How to donate unused rewards miles and points

By: Cathleen McCarthy and Sienna Kossman
January 31, 2020

Are your miles about to expire? Don’t rush out and spend them on something you don’t need just to get rid of them. Donate them to charity instead – you get the same result, minus the useless merchandise cluttering your house.

Are your miles about to expire? Don’t rush out and spend them on something you don’t need. Donate them to charity instead.

“These miles are making a difference,” says Tish Stropes, vice president of the Maryland-based Fisher House Foundation, which manages Hero Miles, among other charitable organizations. Hero Miles uses donated miles to fly family members to visit wounded members of the military.

Most major airlines and several hotel chains have charity programs that benefit from miles donations. All of these programs partner with a long list of organizations benefiting everything from cancer research to cultural pursuits. For some airlines, you can do some good by donating as few as 500 miles.

How it works

Even though you can’t claim a tax deduction for donating rewards, it’s a nice option when you find yourself with less discretionary income and, if you travel a lot for business, a pile of unused miles.
Most major airlines offer a few ways for members of their frequent flyer programs to donate miles. The best place to start is the airline’s website where phone and mail options are listed, or you can donate online after checking out the airline’s charities. Many times, donating is as simple as plugging in your membership number and choosing how many miles you want to give. You usually have to donate at least a minimum amount, and that number can vary widely – from 1,000 points or fewer, up to 10,000 points and beyond – depending on the charity.Some large charities, such as the Make-A-Wish Foundation, which grants the wishes of seriously ill children, will also take miles donations directly.

What causes do airlines support?

There are a plethora of options available, depending on the airline with which you have miles. However, there are a few causes that seemingly all airlines are supporting.

Make-A-Wish is supported by several major U.S.-based airlines, including Delta, United, American Airlines, Southwest and JetBlue, underscoring the popularity of programs that help children in need.

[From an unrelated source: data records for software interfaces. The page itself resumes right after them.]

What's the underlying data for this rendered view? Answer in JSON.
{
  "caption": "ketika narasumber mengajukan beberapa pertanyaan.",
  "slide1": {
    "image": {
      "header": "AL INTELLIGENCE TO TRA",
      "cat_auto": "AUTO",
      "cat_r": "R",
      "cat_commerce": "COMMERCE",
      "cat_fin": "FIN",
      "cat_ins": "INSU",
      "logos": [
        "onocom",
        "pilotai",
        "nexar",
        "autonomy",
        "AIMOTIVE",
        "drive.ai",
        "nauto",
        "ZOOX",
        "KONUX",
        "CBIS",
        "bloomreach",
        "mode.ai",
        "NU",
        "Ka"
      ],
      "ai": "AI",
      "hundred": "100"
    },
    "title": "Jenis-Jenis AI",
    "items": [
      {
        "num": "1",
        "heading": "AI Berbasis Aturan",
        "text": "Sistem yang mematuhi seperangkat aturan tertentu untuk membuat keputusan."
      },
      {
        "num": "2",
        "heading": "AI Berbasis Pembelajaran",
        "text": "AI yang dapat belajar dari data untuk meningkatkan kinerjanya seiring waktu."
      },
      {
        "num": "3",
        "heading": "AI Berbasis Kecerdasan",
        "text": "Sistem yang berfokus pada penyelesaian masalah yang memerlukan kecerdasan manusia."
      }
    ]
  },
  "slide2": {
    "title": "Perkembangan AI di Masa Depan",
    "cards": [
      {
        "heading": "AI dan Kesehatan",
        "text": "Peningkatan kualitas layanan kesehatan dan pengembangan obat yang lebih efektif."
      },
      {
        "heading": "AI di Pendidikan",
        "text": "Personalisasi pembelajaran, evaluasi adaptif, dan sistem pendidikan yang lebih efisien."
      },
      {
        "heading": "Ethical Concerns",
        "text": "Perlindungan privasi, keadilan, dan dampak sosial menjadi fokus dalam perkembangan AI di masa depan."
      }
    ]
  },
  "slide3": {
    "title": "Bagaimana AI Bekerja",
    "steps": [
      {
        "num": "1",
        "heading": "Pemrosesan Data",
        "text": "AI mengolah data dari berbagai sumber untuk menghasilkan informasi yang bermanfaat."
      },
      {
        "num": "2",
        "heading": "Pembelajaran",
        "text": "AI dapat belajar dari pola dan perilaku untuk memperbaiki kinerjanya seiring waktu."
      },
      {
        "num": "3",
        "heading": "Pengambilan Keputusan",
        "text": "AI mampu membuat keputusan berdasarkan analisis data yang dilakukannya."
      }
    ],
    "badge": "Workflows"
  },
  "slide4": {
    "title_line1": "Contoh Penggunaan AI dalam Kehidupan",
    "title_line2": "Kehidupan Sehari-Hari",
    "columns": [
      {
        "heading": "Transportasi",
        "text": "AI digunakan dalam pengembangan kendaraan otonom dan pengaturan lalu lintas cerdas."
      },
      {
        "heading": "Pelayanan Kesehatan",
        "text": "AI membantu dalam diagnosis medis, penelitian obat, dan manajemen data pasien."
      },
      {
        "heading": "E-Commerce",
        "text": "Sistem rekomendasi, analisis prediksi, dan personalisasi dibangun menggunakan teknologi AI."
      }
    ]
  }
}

Kids’ fantasies have become more ambitious since the first wish was granted in 1980 to a child who wanted to become a policeman. In 2016, fulfilling a typical wish cost about $10,000.

More than 77 percent of all wishes have a travel component. Granting each of this wishes would require 50,000 round-trip tickets each year. “More than 168 million airline miles were donated to Make-A-Wish,” says Josh deBerge, director of communications for Make-A-Wish America. “To put this into context, Make-A-Wish would need more than 2.8 billion airline miles to cover all air-related costs for wish kids and their families.”

Hero Miles is another option you’re likely to find on your airline’s list of charities, even though Hero Miles has been around only since 2008. Five airlines offer Hero Miles donation options and its grown rapidly, with 63,000 tickets booked so far. “By adding a family’s love to the healing process, these service members are able to heal faster and get out of the hospital,” Stropes says.

Airlines work cooperatively with Hero Miles, waiving booking fees and rescheduling emergency flights as needed, without charging extra. “The airlines have been terrific, but if it wasn’t for the American people donating their miles, this would not be possible,” Stropes says

Many U.S. airlines give their members the ability to donate air miles right from their website. American Airlines offers three different categories you can pick from – Miles for Our Social Good, Miles for Our Well-Being and Miles for our Heroes. Once you select your desired category, American will allocate your miles to partners within that category. Delta, United, JetBlue, Southwest and Hawaiian Airlines give you a little more flexibility by letting you select the specific organization you’d like to give your miles to. Here are some of the organizations you can select. For a complete list, visit your favorite airline’s website:

Other ways to donate points and miles 

If you don’t want to donate your miles through an airline loyalty program, there are other options on how you can donate. For example, if you are interested in helping immigrants or refugees, there is a program called Miles 4 Migrants that uses donated frequent flyer miles to help those displaced due to war and persecution.

Credit card issuers

Many credit card issuers also offer a way for cardholders to donate their rewards.

Tips and traps to watch out for

Donating points and miles isn’t necessarily a replacement for cash donations, and it’s important to consider whether or not donating points and miles is the right fit for your situation.

Points and miles donations are not tax-deductible because they are considered discounts instead of income. There are also differences in how credit card issuers and loyalty programs treat points and miles donations. Because some issuers and airlines convert miles donations to a cash value rather than actually donating the points or miles themselves, rewards donations can have a lower cash value due to redemption value variations.

Unfortunately, there are also scammers looking to profit from a donor’s good intentions, so be wary of third-party sites claiming they will donate miles for you. Airlines demand control of miles transfers, so it’s likely best to use their sites to donate your rewards.

All charitable organizations require travel, and many absolutely depend on it. So if you want to help a good cause and you’re sitting on a pile of unused miles or travel rewards, keep your eyes open, show your big heart and donate them.